The premiere production was directed by Laurie Sansom and designed by Jon Bausor. The cast included Cameron Barnes as Big James Stewart, Blythe Duff as Isabella Stewart, Peter Forbes as Balvenie, Sarah Higgins as Meg, Stephanie Hyam as Joan, Gordon Kennedy as Murdac Stewart, James McArdle as James I, Andrew Rothney as Walter Stewart, Mark Rowley as Alisdair Stewart and Jamie Sives as Henry V.

Mankind

Bloomsbury Publishing
Type: Text

The eponymous character of Mankind is a plain, honest farmer struggling against worldly and spiritual temptation in a morality play that is remarkable for its bawdy and energetic humour. The instructive sermon from the figure of Mercy which opens the play is soon interrupted by mocking Mischief, the three comedic Vices and the malicious devil Titivillus, who hijack the play and lead the audience through a whirl of lewd jokes, bawdy song and theatrical tricks which compromise the spectators as much as they do the character of Mankind. The competition for Mankind’s soul between Mischief and Mercy allows the play to move between riotous exuberance and careful theological discussion, showing by example and instruction the right way to live a Christian life.

The Wardrobe

Nick Hern Books
Type: Text

Sam Holcroft's The Wardrobe is a play exploring British history, how the country was shaped, and how connected we are with our past. It was commissioned as part of the 2014 National Theatre Connections Festival and premiered by youth theatres across the UK.

The play's action is set in different time periods across several centuries, all within the same large wardrobe. In each scene, a group of children climb into the wardrobe, seeking sanctuary of one sort or another. There are twelve scenes in all, ranging from the bedchamber of Elizabeth of York on 27 October 1485, to 'a museum, somewhere in Britain, 2014'.

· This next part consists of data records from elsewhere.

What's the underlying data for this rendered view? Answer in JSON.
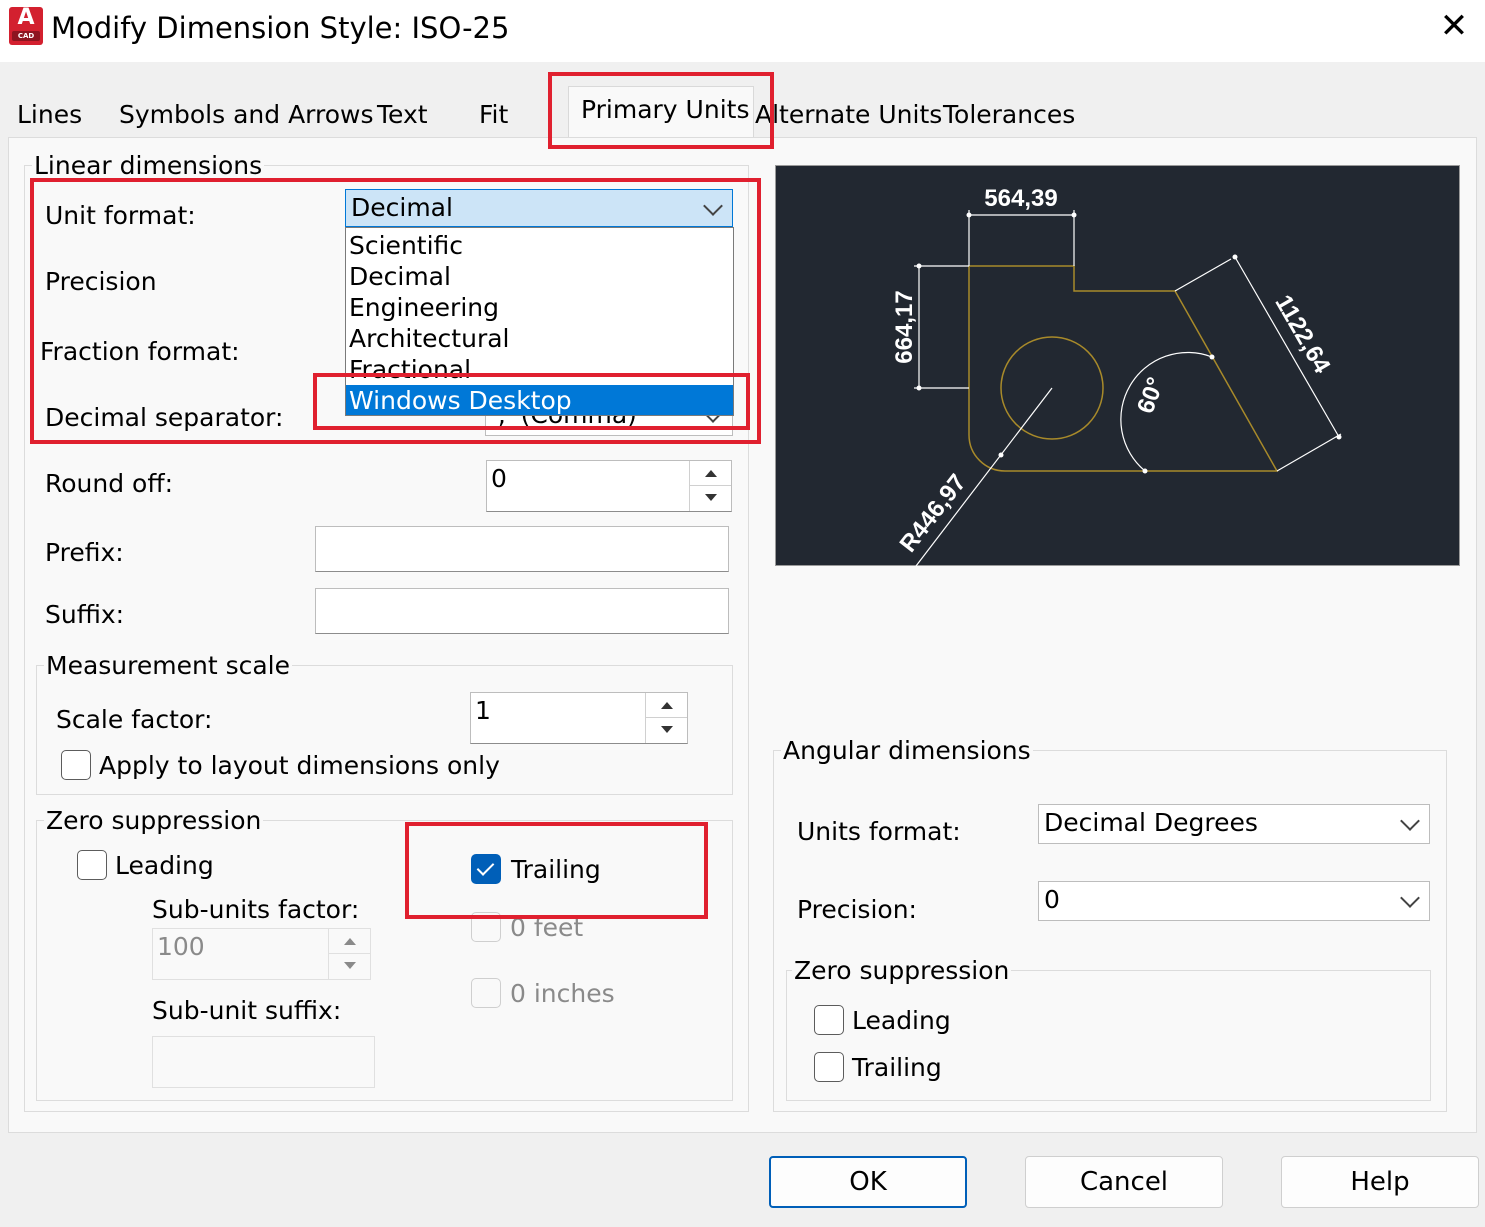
{
  "window": {
    "title": "Modify Dimension Style: ISO-25",
    "icon_letter": "A",
    "icon_sublabel": "CAD",
    "close_glyph": "✕"
  },
  "tabs": [
    {
      "label": "Lines"
    },
    {
      "label": "Symbols and Arrows"
    },
    {
      "label": "Text"
    },
    {
      "label": "Fit"
    },
    {
      "label": "Primary Units",
      "active": true
    },
    {
      "label": "Alternate Units"
    },
    {
      "label": "Tolerances"
    }
  ],
  "linear": {
    "legend": "Linear dimensions",
    "unit_format_label": "Unit format:",
    "unit_format_value": "Decimal",
    "unit_format_options": [
      "Scientific",
      "Decimal",
      "Engineering",
      "Architectural",
      "Fractional",
      "Windows Desktop"
    ],
    "unit_format_highlighted": "Windows Desktop",
    "precision_label": "Precision",
    "fraction_format_label": "Fraction format:",
    "decimal_separator_label": "Decimal separator:",
    "decimal_separator_value": "',' (Comma)",
    "round_off_label": "Round off:",
    "round_off_value": "0",
    "prefix_label": "Prefix:",
    "prefix_value": "",
    "suffix_label": "Suffix:",
    "suffix_value": ""
  },
  "measurement_scale": {
    "legend": "Measurement scale",
    "scale_factor_label": "Scale factor:",
    "scale_factor_value": "1",
    "apply_layout_label": "Apply to layout dimensions only",
    "apply_layout_checked": false
  },
  "zero_suppression_linear": {
    "legend": "Zero suppression",
    "leading_label": "Leading",
    "leading_checked": false,
    "trailing_label": "Trailing",
    "trailing_checked": true,
    "sub_units_factor_label": "Sub-units factor:",
    "sub_units_factor_value": "100",
    "sub_unit_suffix_label": "Sub-unit suffix:",
    "sub_unit_suffix_value": "",
    "zero_feet_label": "0 feet",
    "zero_inches_label": "0 inches"
  },
  "preview": {
    "dim_top": "564,39",
    "dim_left": "664,17",
    "dim_right": "1122,64",
    "dim_angle": "60°",
    "dim_radius": "R446,97"
  },
  "angular": {
    "legend": "Angular dimensions",
    "units_format_label": "Units format:",
    "units_format_value": "Decimal Degrees",
    "precision_label": "Precision:",
    "precision_value": "0",
    "zero_legend": "Zero suppression",
    "leading_label": "Leading",
    "leading_checked": false,
    "trailing_label": "Trailing",
    "trailing_checked": false
  },
  "buttons": {
    "ok": "OK",
    "cancel": "Cancel",
    "help": "Help"
  },
  "colors": {
    "annotation_red": "#e0202f",
    "selection_blue": "#0078d7",
    "preview_bg": "#222831",
    "preview_geometry": "#a88a2a"
  }
}
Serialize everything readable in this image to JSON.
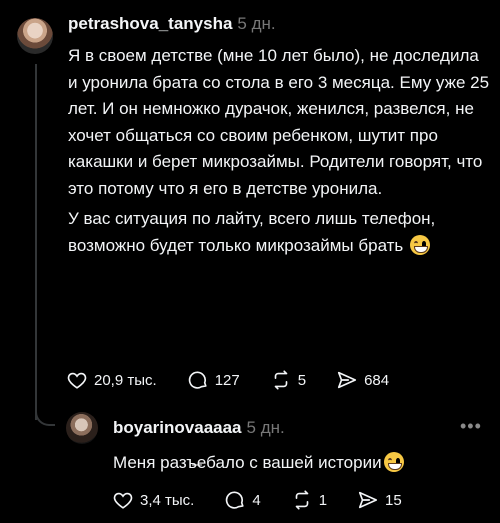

For the first performances, given as part of the National Theatre Connections Festival in 2014, groups were required to select nine of the possible twelve scenes to perform; they were free to choose their preferred scenes. An author's note included in the playtext states that 'This rule can also be applied to subsequent productions of the play.'